Addition is performed on two'scomplement signed numbers in the same way it would be performed on unsigned binary numbers. The two numbers are added, overflow is ignored, and the result is interpreted as a signed two'scomplement number. This will work as long as the result is actually within the range of valid values for the type. For example, to add 4 + (2), just add 0x0004 and 0xfffe. The result is actually 0x10002, but because there are only 16 bits in a short, the overflow is ignored and the result becomes 0x0002.
Overflow in integer operations does not throw any exception in the JVM. The result is merely truncated to fit into the result type. For example, adding shorts 0x7fff and 1 yields 0x8000. This means that the JVM will report that 32,767 + 1 = 32,768, so long as the values being added are shorts and not ints or longs. It is up to the Java programmer to make sure that the appropriate type  int or long  is chosen for integer arithmetic in each situation. (If long isn't long enough, the Java programmer should invent a class that implements really long integers and the operations upon them.) Integer division by zero does throw an ArithmeticException, so the programmer should keep in mind that this exception could be thrown and catch it if necessary.

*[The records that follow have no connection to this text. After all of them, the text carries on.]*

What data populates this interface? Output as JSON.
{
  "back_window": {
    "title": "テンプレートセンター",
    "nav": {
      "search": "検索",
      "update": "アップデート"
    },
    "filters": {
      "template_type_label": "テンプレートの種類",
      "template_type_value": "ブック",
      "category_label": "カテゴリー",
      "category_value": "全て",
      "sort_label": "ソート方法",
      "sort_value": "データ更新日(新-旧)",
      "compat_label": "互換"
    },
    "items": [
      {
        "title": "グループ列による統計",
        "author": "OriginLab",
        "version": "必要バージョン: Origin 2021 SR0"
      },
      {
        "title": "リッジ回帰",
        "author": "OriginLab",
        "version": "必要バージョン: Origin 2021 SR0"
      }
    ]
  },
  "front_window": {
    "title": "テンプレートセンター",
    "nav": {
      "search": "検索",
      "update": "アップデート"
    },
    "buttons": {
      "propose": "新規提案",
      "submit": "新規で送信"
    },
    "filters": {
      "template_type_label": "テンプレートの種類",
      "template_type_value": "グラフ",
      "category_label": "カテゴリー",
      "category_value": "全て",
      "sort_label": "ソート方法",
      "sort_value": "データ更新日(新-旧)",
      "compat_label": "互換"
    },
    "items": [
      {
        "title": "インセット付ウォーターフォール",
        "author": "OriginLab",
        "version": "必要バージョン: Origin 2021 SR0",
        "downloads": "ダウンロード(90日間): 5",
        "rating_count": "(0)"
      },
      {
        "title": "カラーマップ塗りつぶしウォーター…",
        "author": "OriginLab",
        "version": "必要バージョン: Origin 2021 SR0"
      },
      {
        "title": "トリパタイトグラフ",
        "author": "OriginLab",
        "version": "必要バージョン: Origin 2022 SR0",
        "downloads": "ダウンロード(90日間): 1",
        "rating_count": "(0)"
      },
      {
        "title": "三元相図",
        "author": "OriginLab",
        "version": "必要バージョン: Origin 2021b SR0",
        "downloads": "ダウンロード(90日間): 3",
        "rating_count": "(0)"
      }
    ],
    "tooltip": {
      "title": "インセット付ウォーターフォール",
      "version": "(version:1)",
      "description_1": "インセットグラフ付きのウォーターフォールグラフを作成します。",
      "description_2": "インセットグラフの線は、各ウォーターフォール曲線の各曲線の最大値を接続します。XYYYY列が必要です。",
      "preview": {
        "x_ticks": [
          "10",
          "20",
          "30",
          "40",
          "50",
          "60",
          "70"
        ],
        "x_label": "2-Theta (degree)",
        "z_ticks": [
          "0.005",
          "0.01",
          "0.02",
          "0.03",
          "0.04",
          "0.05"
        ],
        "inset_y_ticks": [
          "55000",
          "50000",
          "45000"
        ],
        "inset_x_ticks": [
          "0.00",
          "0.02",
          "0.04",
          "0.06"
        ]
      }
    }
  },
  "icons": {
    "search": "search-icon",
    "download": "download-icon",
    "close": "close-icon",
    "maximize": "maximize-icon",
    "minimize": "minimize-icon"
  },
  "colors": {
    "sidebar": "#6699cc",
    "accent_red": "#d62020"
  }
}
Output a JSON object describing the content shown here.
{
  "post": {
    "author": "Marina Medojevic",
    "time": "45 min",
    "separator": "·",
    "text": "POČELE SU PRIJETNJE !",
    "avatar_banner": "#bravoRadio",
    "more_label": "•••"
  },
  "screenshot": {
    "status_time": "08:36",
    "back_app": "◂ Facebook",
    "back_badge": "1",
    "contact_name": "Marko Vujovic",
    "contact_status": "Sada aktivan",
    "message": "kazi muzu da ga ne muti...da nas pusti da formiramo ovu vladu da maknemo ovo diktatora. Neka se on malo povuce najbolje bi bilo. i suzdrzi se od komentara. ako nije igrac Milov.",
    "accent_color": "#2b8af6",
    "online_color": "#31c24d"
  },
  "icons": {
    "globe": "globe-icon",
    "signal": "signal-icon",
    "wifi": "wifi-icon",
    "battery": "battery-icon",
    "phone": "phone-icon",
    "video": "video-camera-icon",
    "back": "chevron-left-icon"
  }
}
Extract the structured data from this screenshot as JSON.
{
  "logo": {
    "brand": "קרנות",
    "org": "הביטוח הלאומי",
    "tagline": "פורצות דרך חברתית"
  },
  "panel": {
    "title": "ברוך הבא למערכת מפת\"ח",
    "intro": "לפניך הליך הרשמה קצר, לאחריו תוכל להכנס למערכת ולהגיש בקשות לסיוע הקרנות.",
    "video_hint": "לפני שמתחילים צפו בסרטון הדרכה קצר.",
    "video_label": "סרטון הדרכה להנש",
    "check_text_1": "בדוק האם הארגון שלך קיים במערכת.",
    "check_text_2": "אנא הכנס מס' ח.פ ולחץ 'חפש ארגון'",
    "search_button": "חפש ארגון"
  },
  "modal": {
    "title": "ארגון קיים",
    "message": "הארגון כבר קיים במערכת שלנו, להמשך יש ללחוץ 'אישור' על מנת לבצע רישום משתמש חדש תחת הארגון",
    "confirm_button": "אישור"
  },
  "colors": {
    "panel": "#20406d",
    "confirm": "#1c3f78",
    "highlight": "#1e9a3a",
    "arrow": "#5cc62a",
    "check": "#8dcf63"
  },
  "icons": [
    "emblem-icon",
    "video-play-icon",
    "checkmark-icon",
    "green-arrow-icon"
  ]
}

Exposed int: A Java int reveals its inner nature
The following applet lets you play around with the two'scomplement format
of integers in the JVM. The Max and Min buttons will give you the maximum and minimum
values of the int type. By clicking "Max" followed by "++" you can increment beyond the
maximum integer and see what happens. Clicking "Min" followed by "" lets you decrement
beyond the minimum integer. Both of these result in overflow, but no exceptions are thrown
by the JVM.
To view the Exposed Int applet (renamed Inner Int), visit the interactive illustrations of Inside the Java Virtual Machine at:
http://www.artima.com/insidejvm/applets/InnerInt.html
Sponsored Links